Forced Migration Project

How can the EU play a greater and more coordinated role

A.      Conceptual description of the project

Immigration will remain high on EU’s political agenda. However, the strategic guidelines on freedom, security and justice adopted by the European Council in June 2014 are far from envisioning any fundamental changes in the field of immigration for the upcoming 5 years. This “business as usual” approach does not create a fertile ground for questioning whether the paths undertaken in the past have led to the development of a sound and coherent EU migration policy enabling, among other issues, to avoid people dying at EU’s borders.  
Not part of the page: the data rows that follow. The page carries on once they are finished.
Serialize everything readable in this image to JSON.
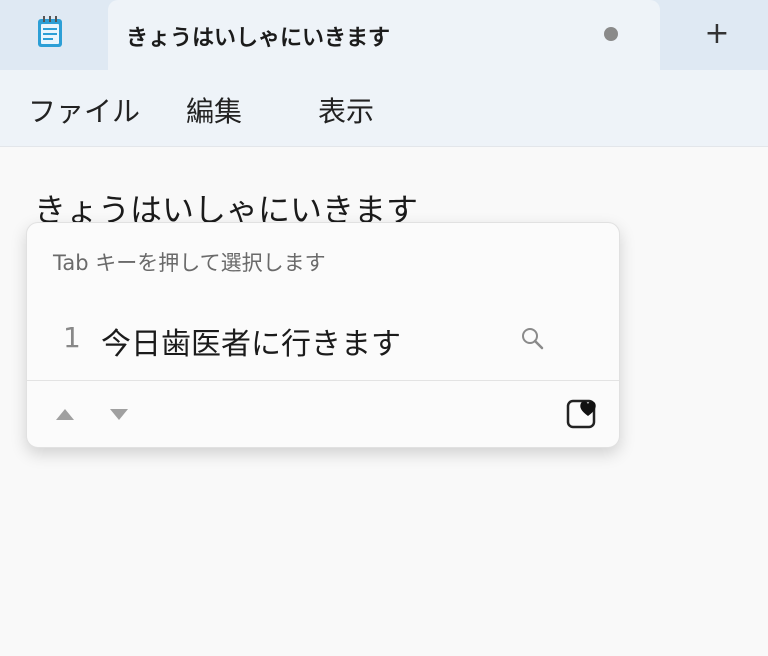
{
  "window": {
    "tab_title": "きょうはいしゃにいきます",
    "new_tab_symbol": "+",
    "app_icon": "notepad-icon",
    "unsaved_indicator": true
  },
  "menu": {
    "file": "ファイル",
    "edit": "編集",
    "view": "表示"
  },
  "editor": {
    "composition_text": "きょうはいしゃにいきます"
  },
  "ime": {
    "hint": "Tab キーを押して選択します",
    "candidates": [
      {
        "number": "1",
        "text": "今日歯医者に行きます"
      }
    ],
    "icons": {
      "search": "search-icon",
      "up": "caret-up-icon",
      "down": "caret-down-icon",
      "emoji": "emoji-heart-icon"
    }
  },
  "colors": {
    "titlebar": "#dfe9f3",
    "tab": "#eef3f8",
    "editor_bg": "#f9f9f9",
    "popup_bg": "#fbfbfb"
  }
}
In these circumstances, the EPC, supported by several partners (Fondazione Cariplo, King Baudouin Foundation, Notre Europe – Jacques Delors Institute, Foundation for Initiatives and Studies on Multi-Ethnicity), has decided to launch a project seeking to open new avenues of thinking regarding EU’s action in the field of immigration. The project aims to assess whether key EU non-migration policies have an impact or not on the willingness/obligation of third country nationals to engage in migration towards the EU. It will therefore investigate whether EU’s development, trade, agriculture, fisheries and foreign policies generate or not migratory flows towards the EU. While innovative in its setting, the project aims to determine what type of coordination is needed between policies in order to ensure the development of a more comprehensive and sustainable EU migration policy.

B.      Implementation of the project
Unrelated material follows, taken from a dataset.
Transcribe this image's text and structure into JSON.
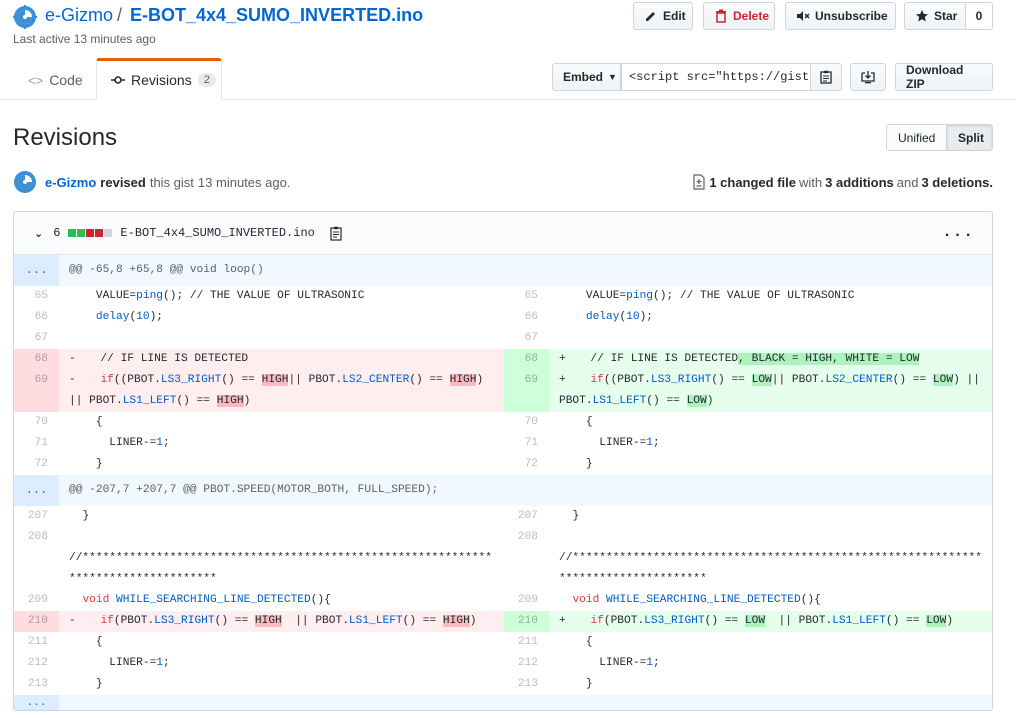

The project will last 12 to 18 months (draft calendar):

  • Mapping and understanding the phenomenon of forced, irregular and legal migration (1 October 2014);
  • Common Foreign and Security Policy (11 December 2014);
  • EU trade and investment policy (12 February 2015);
  • EU development policy (12 March 2015);
  • Common Agricultural Policy and Common Fisheries Policy (30 September 2015);
  • Political leadership and public perception (October 2015).

For each theme two experts will be invited to (15-20 pages) address the main challenges in their field of expertise. These experts will present their findings and engage in discussions with a group of relevant stakeholders (decision makers, NGOs, academics, think tankers) during a one day seminar. Discussions will focus on the extent to which the other EU policies generate migratory flows from third countries towards the EU.

In this programme